> **PROVIDED MATERIAL**:
++++

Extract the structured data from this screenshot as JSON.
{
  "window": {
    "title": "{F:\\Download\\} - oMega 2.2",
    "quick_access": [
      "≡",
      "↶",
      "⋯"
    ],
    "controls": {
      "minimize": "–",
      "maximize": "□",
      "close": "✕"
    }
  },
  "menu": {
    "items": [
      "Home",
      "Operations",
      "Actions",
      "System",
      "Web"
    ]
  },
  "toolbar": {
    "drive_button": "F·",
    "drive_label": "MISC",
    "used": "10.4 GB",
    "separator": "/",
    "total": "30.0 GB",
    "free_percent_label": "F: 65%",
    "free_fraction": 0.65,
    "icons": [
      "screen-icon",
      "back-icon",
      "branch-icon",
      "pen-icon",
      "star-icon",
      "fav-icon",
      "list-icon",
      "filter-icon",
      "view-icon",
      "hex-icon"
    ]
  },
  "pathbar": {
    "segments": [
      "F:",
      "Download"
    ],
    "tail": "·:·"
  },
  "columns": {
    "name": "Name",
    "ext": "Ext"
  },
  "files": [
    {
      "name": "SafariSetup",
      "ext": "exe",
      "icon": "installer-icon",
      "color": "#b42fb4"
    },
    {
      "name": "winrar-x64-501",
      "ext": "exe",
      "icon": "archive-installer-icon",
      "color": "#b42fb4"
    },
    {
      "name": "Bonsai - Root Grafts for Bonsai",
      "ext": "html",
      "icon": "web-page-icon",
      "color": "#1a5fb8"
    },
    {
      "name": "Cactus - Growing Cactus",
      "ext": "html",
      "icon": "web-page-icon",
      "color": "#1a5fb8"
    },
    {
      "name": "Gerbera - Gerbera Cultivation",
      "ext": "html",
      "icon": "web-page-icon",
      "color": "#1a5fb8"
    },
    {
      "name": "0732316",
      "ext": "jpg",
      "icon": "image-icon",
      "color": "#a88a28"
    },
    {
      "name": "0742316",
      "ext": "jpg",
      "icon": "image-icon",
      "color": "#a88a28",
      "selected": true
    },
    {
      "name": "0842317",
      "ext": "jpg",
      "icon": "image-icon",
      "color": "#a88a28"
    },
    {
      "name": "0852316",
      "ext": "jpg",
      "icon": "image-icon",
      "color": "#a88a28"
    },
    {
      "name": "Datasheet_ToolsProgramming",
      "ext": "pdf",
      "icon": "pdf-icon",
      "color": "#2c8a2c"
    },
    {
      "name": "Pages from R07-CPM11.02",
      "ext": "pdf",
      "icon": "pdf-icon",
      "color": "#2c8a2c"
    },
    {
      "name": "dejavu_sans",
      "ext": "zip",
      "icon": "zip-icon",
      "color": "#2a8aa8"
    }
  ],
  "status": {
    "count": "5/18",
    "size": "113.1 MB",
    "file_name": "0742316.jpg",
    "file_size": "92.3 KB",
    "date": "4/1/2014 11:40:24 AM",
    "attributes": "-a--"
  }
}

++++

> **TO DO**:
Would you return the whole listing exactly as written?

> **OUTPUT OF THE TASK**:
Extract the structured data from this screenshot as JSON.
{
  "window": {
    "title": "{F:\\Download\\} - oMega 2.2",
    "quick_access": [
      "≡",
      "↶",
      "⋯"
    ],
    "controls": {
      "minimize": "–",
      "maximize": "□",
      "close": "✕"
    }
  },
  "menu": {
    "items": [
      "Home",
      "Operations",
      "Actions",
      "System",
      "Web"
    ]
  },
  "toolbar": {
    "drive_button": "F·",
    "drive_label": "MISC",
    "used": "10.4 GB",
    "separator": "/",
    "total": "30.0 GB",
    "free_percent_label": "F: 65%",
    "free_fraction": 0.65,
    "icons": [
      "screen-icon",
      "back-icon",
      "branch-icon",
      "pen-icon",
      "star-icon",
      "fav-icon",
      "list-icon",
      "filter-icon",
      "view-icon",
      "hex-icon"
    ]
  },
  "pathbar": {
    "segments": [
      "F:",
      "Download"
    ],
    "tail": "·:·"
  },
  "columns": {
    "name": "Name",
    "ext": "Ext"
  },
  "files": [
    {
      "name": "SafariSetup",
      "ext": "exe",
      "icon": "installer-icon",
      "color": "#b42fb4"
    },
    {
      "name": "winrar-x64-501",
      "ext": "exe",
      "icon": "archive-installer-icon",
      "color": "#b42fb4"
    },
    {
      "name": "Bonsai - Root Grafts for Bonsai",
      "ext": "html",
      "icon": "web-page-icon",
      "color": "#1a5fb8"
    },
    {
      "name": "Cactus - Growing Cactus",
      "ext": "html",
      "icon": "web-page-icon",
      "color": "#1a5fb8"
    },
    {
      "name": "Gerbera - Gerbera Cultivation",
      "ext": "html",
      "icon": "web-page-icon",
      "color": "#1a5fb8"
    },
    {
      "name": "0732316",
      "ext": "jpg",
      "icon": "image-icon",
      "color": "#a88a28"
    },
    {
      "name": "0742316",
      "ext": "jpg",
      "icon": "image-icon",
      "color": "#a88a28",
      "selected": true
    },
    {
      "name": "0842317",
      "ext": "jpg",
      "icon": "image-icon",
      "color": "#a88a28"
    },
    {
      "name": "0852316",
      "ext": "jpg",
      "icon": "image-icon",
      "color": "#a88a28"
    },
    {
      "name": "Datasheet_ToolsProgramming",
      "ext": "pdf",
      "icon": "pdf-icon",
      "color": "#2c8a2c"
    },
    {
      "name": "Pages from R07-CPM11.02",
      "ext": "pdf",
      "icon": "pdf-icon",
      "color": "#2c8a2c"
    },
    {
      "name": "dejavu_sans",
      "ext": "zip",
      "icon": "zip-icon",
      "color": "#2a8aa8"
    }
  ],
  "status": {
    "count": "5/18",
    "size": "113.1 MB",
    "file_name": "0742316.jpg",
    "file_size": "92.3 KB",
    "date": "4/1/2014 11:40:24 AM",
    "attributes": "-a--"
  }
}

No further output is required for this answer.